At the meeting, "there was no indication that he would be the next pope," Burke said. "But my hope was, because he was in a position to actually effect change and bring something about, it gave us hope. And then when he did become pope I was ecstatic."

The Vatican says the recent criticism is undeserved. It says Vatican officials didn't learn of the Milwaukee abuse until decades after it started, because three different Milwaukee bishops failed to report it sooner. And Ratzinger's underling when he served in Munich in the 1970s says he reinstated the abusive priest without telling Ratzinger.

Burleigh, the former president of E.W Scripps Co., owner of a chain of American newspapers, said he is inclined to believe the Vatican explanation.

"I think he's getting a bum rap on a lot of things," he said of the pope. "I'm just not very quick to jump to the judgment that a lot of people want to seem to jump to at the moment. A lot of things, we don't know."

But Burke said she has wondered whether Ratzinger, decades ago, was as negligent as other bishops who in the past heeded advice from lawyers and psychologists that abusive priests could simply be reassigned. Bishops have since said they simply hadn't understood the nature of sex abuse. Since 2002, a zero-tolerance policy in place in U.S. dioceses has permanently barred from ministry any priest found to have molested a single minor.

"As time goes on," Burke said, "there is no reason for me to think he wouldn't have acted that way.
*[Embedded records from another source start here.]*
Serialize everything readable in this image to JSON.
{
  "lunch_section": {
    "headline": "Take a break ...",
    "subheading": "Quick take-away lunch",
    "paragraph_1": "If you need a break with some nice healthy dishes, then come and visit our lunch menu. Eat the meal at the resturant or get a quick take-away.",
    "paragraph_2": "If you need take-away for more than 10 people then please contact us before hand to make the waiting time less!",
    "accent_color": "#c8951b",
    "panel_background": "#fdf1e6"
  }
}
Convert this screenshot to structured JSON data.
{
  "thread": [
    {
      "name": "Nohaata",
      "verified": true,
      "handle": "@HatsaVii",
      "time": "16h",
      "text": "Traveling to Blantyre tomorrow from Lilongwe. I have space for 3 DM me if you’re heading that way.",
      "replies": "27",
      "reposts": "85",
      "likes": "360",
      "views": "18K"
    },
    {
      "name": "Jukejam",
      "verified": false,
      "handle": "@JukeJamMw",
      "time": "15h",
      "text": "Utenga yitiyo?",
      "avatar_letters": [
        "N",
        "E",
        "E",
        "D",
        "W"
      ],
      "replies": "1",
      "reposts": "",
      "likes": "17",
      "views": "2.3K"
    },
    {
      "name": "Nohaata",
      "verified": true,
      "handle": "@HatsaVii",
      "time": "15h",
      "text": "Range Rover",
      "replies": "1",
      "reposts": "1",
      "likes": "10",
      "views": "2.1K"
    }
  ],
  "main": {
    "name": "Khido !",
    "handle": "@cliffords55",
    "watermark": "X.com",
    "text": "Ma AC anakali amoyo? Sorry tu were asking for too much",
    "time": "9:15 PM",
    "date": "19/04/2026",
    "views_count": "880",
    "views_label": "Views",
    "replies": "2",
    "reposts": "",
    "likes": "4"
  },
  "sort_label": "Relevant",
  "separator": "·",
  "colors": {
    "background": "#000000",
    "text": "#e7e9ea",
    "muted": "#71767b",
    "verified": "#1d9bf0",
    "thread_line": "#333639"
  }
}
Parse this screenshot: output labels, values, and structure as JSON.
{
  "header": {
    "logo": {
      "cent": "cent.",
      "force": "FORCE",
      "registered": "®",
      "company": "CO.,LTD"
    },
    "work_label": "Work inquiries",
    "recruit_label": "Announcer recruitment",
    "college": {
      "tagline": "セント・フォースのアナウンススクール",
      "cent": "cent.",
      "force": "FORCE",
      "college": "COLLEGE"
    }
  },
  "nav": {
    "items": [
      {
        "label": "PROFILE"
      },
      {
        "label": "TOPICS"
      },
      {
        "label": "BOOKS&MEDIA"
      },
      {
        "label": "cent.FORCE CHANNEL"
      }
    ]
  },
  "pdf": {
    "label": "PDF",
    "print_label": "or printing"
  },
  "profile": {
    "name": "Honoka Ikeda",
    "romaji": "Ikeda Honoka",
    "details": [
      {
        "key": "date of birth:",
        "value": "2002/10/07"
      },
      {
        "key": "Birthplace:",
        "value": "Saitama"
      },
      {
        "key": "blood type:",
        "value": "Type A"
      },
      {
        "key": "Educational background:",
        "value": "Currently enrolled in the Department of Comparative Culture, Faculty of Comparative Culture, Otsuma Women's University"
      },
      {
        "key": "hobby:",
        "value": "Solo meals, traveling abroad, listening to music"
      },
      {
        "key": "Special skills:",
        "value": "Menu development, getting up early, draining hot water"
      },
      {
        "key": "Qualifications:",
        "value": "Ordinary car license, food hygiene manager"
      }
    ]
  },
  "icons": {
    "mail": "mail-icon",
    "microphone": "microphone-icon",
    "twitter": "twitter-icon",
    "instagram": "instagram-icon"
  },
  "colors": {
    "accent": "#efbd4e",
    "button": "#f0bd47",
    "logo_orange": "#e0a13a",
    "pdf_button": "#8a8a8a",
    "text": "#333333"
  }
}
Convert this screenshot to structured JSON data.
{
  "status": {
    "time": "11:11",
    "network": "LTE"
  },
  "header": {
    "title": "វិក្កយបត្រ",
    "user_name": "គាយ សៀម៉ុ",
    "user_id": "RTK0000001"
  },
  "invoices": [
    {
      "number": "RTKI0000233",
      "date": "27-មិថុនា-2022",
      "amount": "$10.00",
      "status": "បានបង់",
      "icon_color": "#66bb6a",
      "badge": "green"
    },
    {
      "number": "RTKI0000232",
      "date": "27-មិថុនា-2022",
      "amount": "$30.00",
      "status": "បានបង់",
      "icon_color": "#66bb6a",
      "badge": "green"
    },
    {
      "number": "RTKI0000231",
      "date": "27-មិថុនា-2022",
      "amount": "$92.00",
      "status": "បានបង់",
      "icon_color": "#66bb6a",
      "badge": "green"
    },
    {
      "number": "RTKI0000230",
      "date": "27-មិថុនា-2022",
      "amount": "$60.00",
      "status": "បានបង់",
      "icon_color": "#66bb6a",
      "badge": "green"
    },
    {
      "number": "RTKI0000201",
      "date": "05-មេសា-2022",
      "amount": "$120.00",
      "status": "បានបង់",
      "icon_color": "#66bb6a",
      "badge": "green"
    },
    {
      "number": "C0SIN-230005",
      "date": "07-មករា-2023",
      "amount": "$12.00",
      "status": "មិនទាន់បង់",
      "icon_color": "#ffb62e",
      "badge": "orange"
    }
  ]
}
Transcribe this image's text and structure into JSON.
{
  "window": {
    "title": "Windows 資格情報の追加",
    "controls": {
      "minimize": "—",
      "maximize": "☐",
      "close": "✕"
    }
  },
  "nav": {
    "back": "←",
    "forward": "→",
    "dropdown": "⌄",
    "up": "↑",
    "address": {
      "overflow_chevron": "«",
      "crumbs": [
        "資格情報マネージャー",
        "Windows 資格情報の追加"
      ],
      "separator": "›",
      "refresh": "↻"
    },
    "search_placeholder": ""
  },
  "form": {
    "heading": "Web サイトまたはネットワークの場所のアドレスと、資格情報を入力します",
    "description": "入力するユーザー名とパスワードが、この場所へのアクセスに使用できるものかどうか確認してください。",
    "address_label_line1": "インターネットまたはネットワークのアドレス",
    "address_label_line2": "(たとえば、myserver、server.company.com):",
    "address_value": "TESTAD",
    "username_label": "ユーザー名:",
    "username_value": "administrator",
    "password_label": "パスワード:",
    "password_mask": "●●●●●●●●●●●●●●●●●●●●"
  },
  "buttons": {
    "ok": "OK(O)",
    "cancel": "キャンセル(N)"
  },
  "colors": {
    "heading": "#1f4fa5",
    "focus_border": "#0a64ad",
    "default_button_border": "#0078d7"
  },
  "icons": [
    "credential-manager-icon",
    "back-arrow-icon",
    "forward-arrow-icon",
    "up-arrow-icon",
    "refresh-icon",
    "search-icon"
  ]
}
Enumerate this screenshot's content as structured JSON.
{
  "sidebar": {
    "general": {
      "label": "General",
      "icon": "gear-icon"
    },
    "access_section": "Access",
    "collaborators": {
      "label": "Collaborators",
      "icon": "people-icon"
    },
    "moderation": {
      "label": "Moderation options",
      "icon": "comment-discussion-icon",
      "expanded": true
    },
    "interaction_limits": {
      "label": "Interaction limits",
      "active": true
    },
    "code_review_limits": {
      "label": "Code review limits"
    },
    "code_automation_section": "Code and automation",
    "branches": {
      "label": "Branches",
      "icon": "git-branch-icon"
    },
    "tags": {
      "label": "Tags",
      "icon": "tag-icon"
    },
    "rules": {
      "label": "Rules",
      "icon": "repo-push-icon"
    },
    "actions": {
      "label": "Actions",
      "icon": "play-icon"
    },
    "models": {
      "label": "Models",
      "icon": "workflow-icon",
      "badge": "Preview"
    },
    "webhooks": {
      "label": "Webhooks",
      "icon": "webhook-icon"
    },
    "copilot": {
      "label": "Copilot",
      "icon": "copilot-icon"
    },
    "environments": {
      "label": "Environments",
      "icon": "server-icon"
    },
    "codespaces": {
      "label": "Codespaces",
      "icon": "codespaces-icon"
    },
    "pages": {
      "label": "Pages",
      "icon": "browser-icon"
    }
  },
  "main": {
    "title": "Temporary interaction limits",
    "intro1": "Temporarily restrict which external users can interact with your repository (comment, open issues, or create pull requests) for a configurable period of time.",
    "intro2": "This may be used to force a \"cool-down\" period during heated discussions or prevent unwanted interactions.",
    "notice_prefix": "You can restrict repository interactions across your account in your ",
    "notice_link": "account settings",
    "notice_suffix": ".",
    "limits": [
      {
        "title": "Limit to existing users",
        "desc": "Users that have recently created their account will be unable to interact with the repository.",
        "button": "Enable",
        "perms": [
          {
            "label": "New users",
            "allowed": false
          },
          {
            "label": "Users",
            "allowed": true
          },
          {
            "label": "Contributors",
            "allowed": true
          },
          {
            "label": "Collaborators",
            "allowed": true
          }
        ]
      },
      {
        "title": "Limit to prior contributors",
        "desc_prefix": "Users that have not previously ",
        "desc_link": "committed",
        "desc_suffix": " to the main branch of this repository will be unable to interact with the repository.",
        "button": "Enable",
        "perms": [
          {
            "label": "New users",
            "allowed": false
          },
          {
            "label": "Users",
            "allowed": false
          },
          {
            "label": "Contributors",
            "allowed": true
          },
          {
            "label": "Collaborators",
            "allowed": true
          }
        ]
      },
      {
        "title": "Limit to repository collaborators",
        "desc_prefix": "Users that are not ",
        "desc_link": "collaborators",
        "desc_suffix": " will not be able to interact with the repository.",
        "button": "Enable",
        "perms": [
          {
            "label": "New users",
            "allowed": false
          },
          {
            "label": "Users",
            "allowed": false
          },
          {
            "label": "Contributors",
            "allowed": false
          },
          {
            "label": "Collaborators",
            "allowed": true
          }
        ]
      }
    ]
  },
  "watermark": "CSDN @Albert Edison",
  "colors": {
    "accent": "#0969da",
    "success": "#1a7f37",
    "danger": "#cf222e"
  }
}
Because that was the culture. They all did it."

She said she was more disturbed with the report that his Vatican office stopped canonical proceedings against the Wisconsin priest due to his illness and the age of the case.

"If your brother-in-law committed this crime," she said, "he'd be sent to jail in two seconds."